“A new auditor, who finds serious issues and does not get supporting documents, may very well decide to report the matter to the MCA and tender resignation. This may have been the case with a few companies which had new auditors,” said Amit Mantri, managing partner, 2Point2 Capital Advisors LLP. For instance, Mantri had raised concerns about the fundamentals of Manpasand Beverages in his blog in 2016.
MCA has also taken cognisance of the recent spate of auditor exits under Section 143(12) of the Companies Act, and may examine the companies for alleged breach of the companies law, said a regulatory official.
“It is a healthy trend that the auditors are willing to give a pushback to the management. However, they can be a little more forthcoming with their disclosures,” said Amit Tandon, chief executive at proxy advisory firm Institutional Investors Advisory Services (IiAS).
On 27 April, Price Waterhouse &Co had resigned as the auditor of Vakrangee Ltd due to lack of information about its election books, bullion and jewellery business. It had also stepped down as an auditor of Atlanta Ltd on 29 May due to lack of disclosures about ‘significant observations by tax authorities’, and from Edelweiss Financial Services on 23 May on a mutual agreement.
On 26 May, Deloitte Haskin and Sells stepped down due to lack of documents to support costs, revenues and capital expenditure at the company. On 29 May audit firm Mehrotra and Mehrotra resigned from Bhushan Steel Ltd.
“Auditor’s report to the shareholders is a powerful weapon. The auditor should use it fully to bring out the problems in the company’s financial reporting and controls. Resignation cannot be normally justified except when the auditor has a serious health problem or faces an extreme situation such as criminal intimidation,” said R. Narayanaswamy, professor of finance and control at the Indian Institute of Management, Bangalore.
In certain cases, such as the ones involving Jet Airways Ltd, Reliance Naval and Engineering Ltd, and Hindustan Construction Company (Lavasa), the auditors have qualified their reports as 'going concern'. Simply put, these companies, despite weak financials, will remain in operations and will not be forced to liquidate.
“A better option (instead of resignation) in such cases would be to qualify the opinion, or even issue an adverse opinion. Auditors must publicly announce their precise reasons for quitting, otherwise there will be unhealthy speculation. Reasons such as preoccupation with other work are disingenuous, or too clever by half,” said Narayanswamy.
According to Pranav Haldea, managing director, Prime Database, it is, however, a positive sign, which was lacking in India. “Now, there is greater scrutiny of auditors. Auditors are also wary of names of companies that they are getting associated with because it can result in not just reputational impact, but they may also be banned like in case of PWC.”
As a consequence of the mid-term resignations of auditors, share prices of the companies suffered the most.

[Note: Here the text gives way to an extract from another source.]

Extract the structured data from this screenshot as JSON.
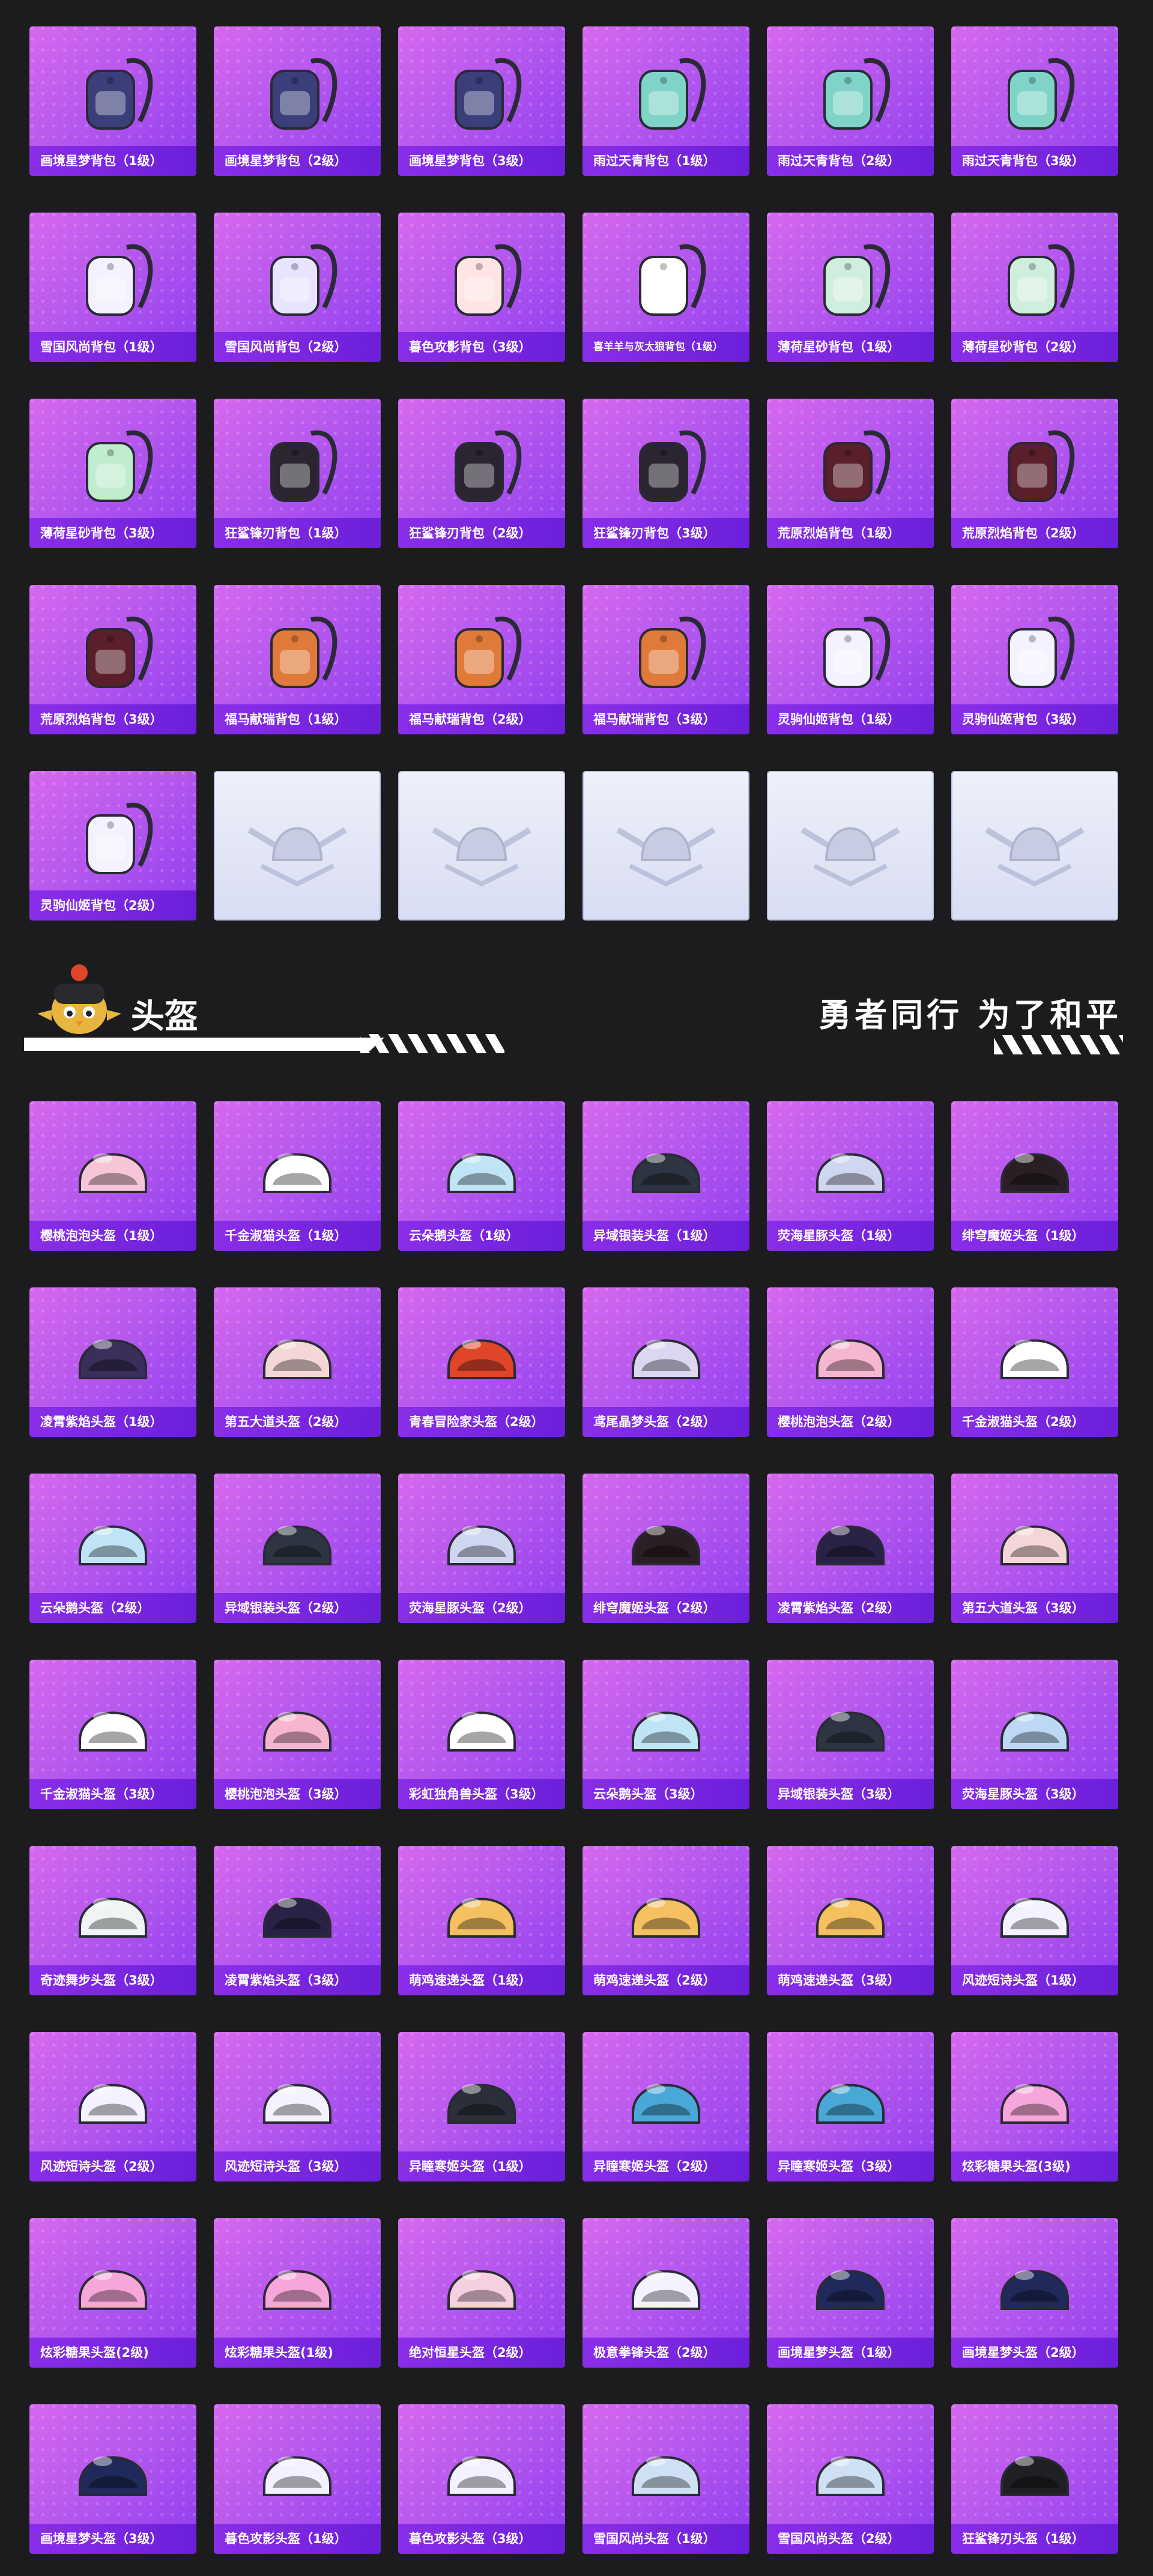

For instance, Vakrangee has been in a free fall. The stock has hit lower circuits for 28 sessions, falling 83.8% during the period. In 2018, the stock has so far lost 91.5%, after a gain of 208% in 2017.

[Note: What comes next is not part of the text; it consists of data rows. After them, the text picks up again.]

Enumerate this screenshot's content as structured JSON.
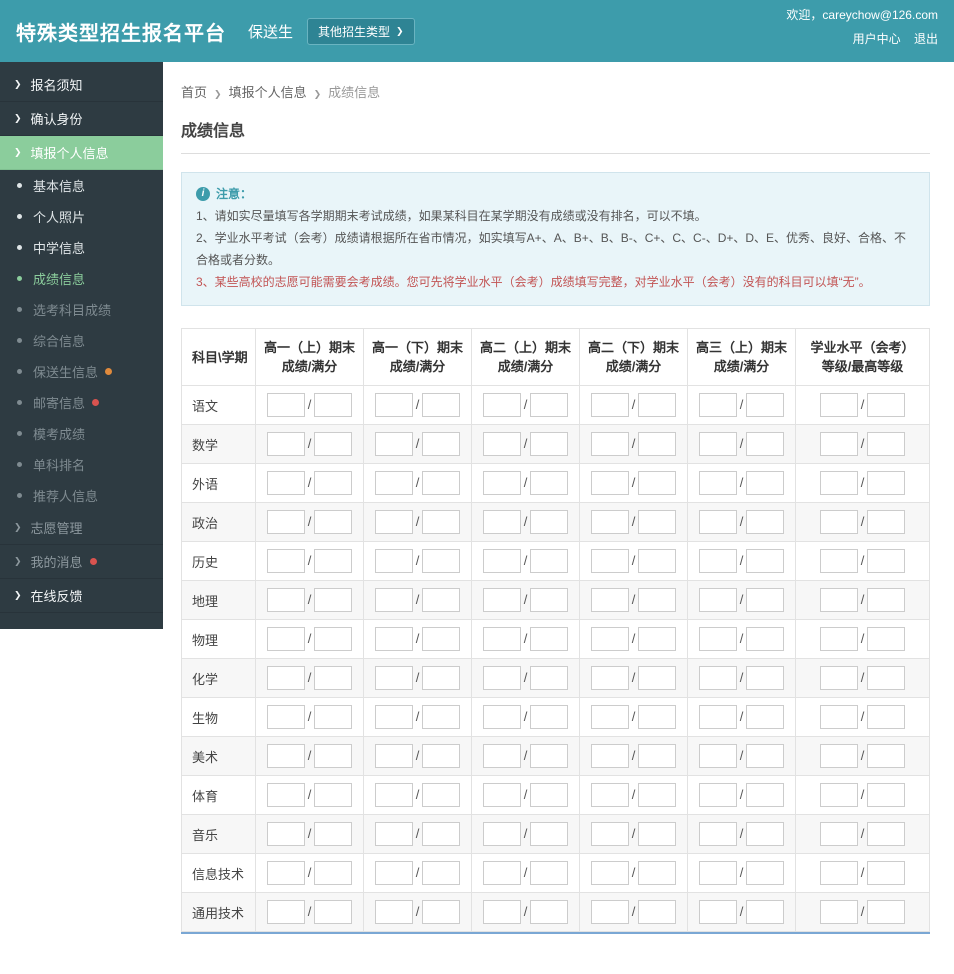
{
  "header": {
    "title": "特殊类型招生报名平台",
    "subtitle": "保送生",
    "other_types_button": "其他招生类型",
    "welcome": "欢迎，careychow@126.com",
    "user_center": "用户中心",
    "logout": "退出"
  },
  "sidebar": {
    "items": [
      {
        "label": "报名须知",
        "type": "top",
        "state": "normal"
      },
      {
        "label": "确认身份",
        "type": "top",
        "state": "normal"
      },
      {
        "label": "填报个人信息",
        "type": "top",
        "state": "active"
      },
      {
        "label": "基本信息",
        "type": "sub",
        "state": "done"
      },
      {
        "label": "个人照片",
        "type": "sub",
        "state": "done"
      },
      {
        "label": "中学信息",
        "type": "sub",
        "state": "done"
      },
      {
        "label": "成绩信息",
        "type": "sub",
        "state": "current"
      },
      {
        "label": "选考科目成绩",
        "type": "sub",
        "state": "pending"
      },
      {
        "label": "综合信息",
        "type": "sub",
        "state": "pending"
      },
      {
        "label": "保送生信息",
        "type": "sub",
        "state": "pending",
        "dot": "orange"
      },
      {
        "label": "邮寄信息",
        "type": "sub",
        "state": "pending",
        "dot": "red"
      },
      {
        "label": "模考成绩",
        "type": "sub",
        "state": "pending"
      },
      {
        "label": "单科排名",
        "type": "sub",
        "state": "pending"
      },
      {
        "label": "推荐人信息",
        "type": "sub",
        "state": "pending"
      },
      {
        "label": "志愿管理",
        "type": "top",
        "state": "dim"
      },
      {
        "label": "我的消息",
        "type": "top",
        "state": "dim",
        "dot": "red"
      },
      {
        "label": "在线反馈",
        "type": "top",
        "state": "normal"
      }
    ]
  },
  "breadcrumb": [
    "首页",
    "填报个人信息",
    "成绩信息"
  ],
  "page": {
    "title": "成绩信息"
  },
  "notice": {
    "title": "注意：",
    "lines": [
      {
        "text": "1、请如实尽量填写各学期期末考试成绩，如果某科目在某学期没有成绩或没有排名，可以不填。",
        "highlight": false
      },
      {
        "text": "2、学业水平考试（会考）成绩请根据所在省市情况，如实填写A+、A、B+、B、B-、C+、C、C-、D+、D、E、优秀、良好、合格、不合格或者分数。",
        "highlight": false
      },
      {
        "text": "3、某些高校的志愿可能需要会考成绩。您可先将学业水平（会考）成绩填写完整，对学业水平（会考）没有的科目可以填“无”。",
        "highlight": true
      }
    ]
  },
  "table": {
    "corner": "科目\\学期",
    "columns": [
      {
        "line1": "高一（上）期末",
        "line2": "成绩/满分"
      },
      {
        "line1": "高一（下）期末",
        "line2": "成绩/满分"
      },
      {
        "line1": "高二（上）期末",
        "line2": "成绩/满分"
      },
      {
        "line1": "高二（下）期末",
        "line2": "成绩/满分"
      },
      {
        "line1": "高三（上）期末",
        "line2": "成绩/满分"
      },
      {
        "line1": "学业水平（会考）",
        "line2": "等级/最高等级"
      }
    ],
    "subjects": [
      "语文",
      "数学",
      "外语",
      "政治",
      "历史",
      "地理",
      "物理",
      "化学",
      "生物",
      "美术",
      "体育",
      "音乐",
      "信息技术",
      "通用技术"
    ],
    "input_value": "",
    "separator": "/"
  },
  "colors": {
    "header_bg": "#3d9cab",
    "sidebar_bg": "#2e3b42",
    "active_green": "#8bcd9c",
    "notice_bg": "#e9f5f9",
    "highlight_red": "#c25454"
  }
}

Meanwhile, Manpasand Beverages hit the lower circuit for six sessions to fall 55.24% after Deloitte Haskins and Sells quit. Kotak Institutional Equities, which had a ‘buy’ rating on the company, suspended its rating, citing lack of disclosures on Deloitte’s exit. Motilal Oswal Securities Ltd has also putting its rating on Manpasand ‘under review’ until further clarity emerges.
“We have seen the markets sell-off in case auditors resign mid-way. Therefore, it is incumbent upon the auditors to disclose, in greater detail, the reasons for their disassociation with the company. This will lead to more transparency. Mutual funds or institutional investors have more accessibility to the companies, but it is common investor holding, a few 100 or 1,000 shares, which rely on disclosed information,” said Ajay Bodke, CEO and chief portfolio manager PMS, Prabhudas Lilladher Pvt. Ltd.